The fascinating moment where ancient art and 21st-century commerce intersect isn’t lost on me. Irvin is justifiably proud of his technology. In business parlance, this is called a frictionless transaction and though he may never have heard of the term, Irvin tells me that since he started using his iPhone with the Square card reader that his sales have noticeably increased. No surprise there. For now, unlike many of his fellow artists of the pueblo, he has the ability to instantly turn a whim into a sale. And while this juxtaposition of old and new might serve as a fitting end to my story, we need to return to our walk back to the visitors center with Karl.
Karl’s specialty is particle physics. For the last ten years, his interest and field of research have turned to something called: brain-inspired computing. As we walk back to the visitors center on the road Karl gives us an explanation that would be well worthy of a TED talk.
You see, after decades of watching computer power double every few years (Moore’s law), there are limitations starting to emerge on the horizon. For instance, when you reduce microprocessors to atomic particle size they become unstable. And yes, while we can make computational technology small, these micro devices require a lot more electrical energy than the human brain does. We may ultimately find ourselves at a technological wall where using the architectures we have known and trusted simply won’t work. Advances most likely will come with completely different strategies.
This is where brain-inspired computing comes in. Though I get the sense from Karl that we’re long ways away from breakthroughs, this avenue of investigation makes sense as the human brain is the most densely compact and energy efficient device we can model on. Our conversation continues and touches on the biological access of memory and nature of intelligence. As we approach the parking lot business cards are exchanged with the promise to cross e-mail the digital pictures we’ve taken of our shared morning’s experience.
And what a splendid morning this has been! In the sun-drenched high desert mesas of western New Mexico, the macro appreciation comes in visualizing the prehistoric topography. Wetter. Volcanic. And ultimately scoured by wind and water. It’s followed by human migration. Perhaps over a Bering Strait land bridge. Perhaps across the Atlantic to South America and then north. Tribes coalesce. Some remain nomadic. Others find a combination of geography and natural elements that form permanent homes. Horses arrive underneath the spurs and leather of Conquistadors. Cultures are changed and, along with them, governments. The speed of news is measured in years, then months, and then nanoseconds.

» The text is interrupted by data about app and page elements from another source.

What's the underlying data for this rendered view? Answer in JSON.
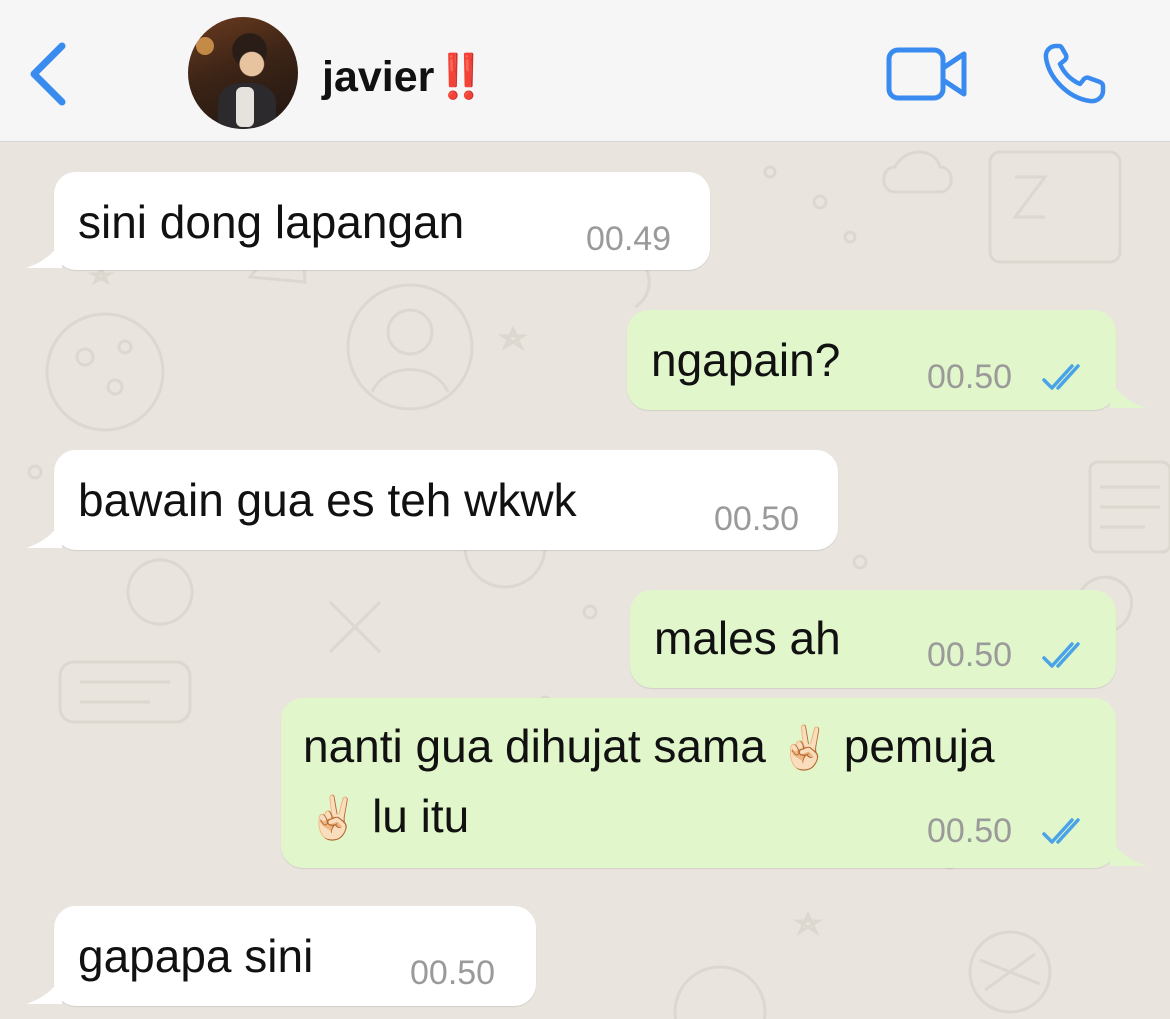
{
  "header": {
    "back_icon": "chevron-left-icon",
    "contact_name": "javier",
    "contact_mark": "‼️",
    "video_icon": "video-camera-icon",
    "call_icon": "phone-icon",
    "accent_color": "#3a8bef"
  },
  "messages": [
    {
      "direction": "incoming",
      "text": "sini dong lapangan",
      "time": "00.49"
    },
    {
      "direction": "outgoing",
      "text": "ngapain?",
      "time": "00.50",
      "status": "read"
    },
    {
      "direction": "incoming",
      "text": "bawain gua es teh wkwk",
      "time": "00.50"
    },
    {
      "direction": "outgoing",
      "text": "males ah",
      "time": "00.50",
      "status": "read"
    },
    {
      "direction": "outgoing",
      "text_line1_a": "nanti gua dihujat sama ",
      "emoji": "✌🏻",
      "text_line1_b": " pemuja",
      "text_line2": " lu itu",
      "time": "00.50",
      "status": "read"
    },
    {
      "direction": "incoming",
      "text": "gapapa sini",
      "time": "00.50"
    }
  ],
  "colors": {
    "incoming_bubble": "#ffffff",
    "outgoing_bubble": "#e1f7cb",
    "read_ticks": "#4aa3e8",
    "chat_background": "#e9e5de"
  }
}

On a day devoted to looking back at the past, it is surprising to also see ahead into the future. And however that future plays out and brushes against this quiet place of contentment, I’m sure there will be one timeless constant. .a grandmother. .filled with stories, skills, traditions and love that makes the Acoma pueblo so special.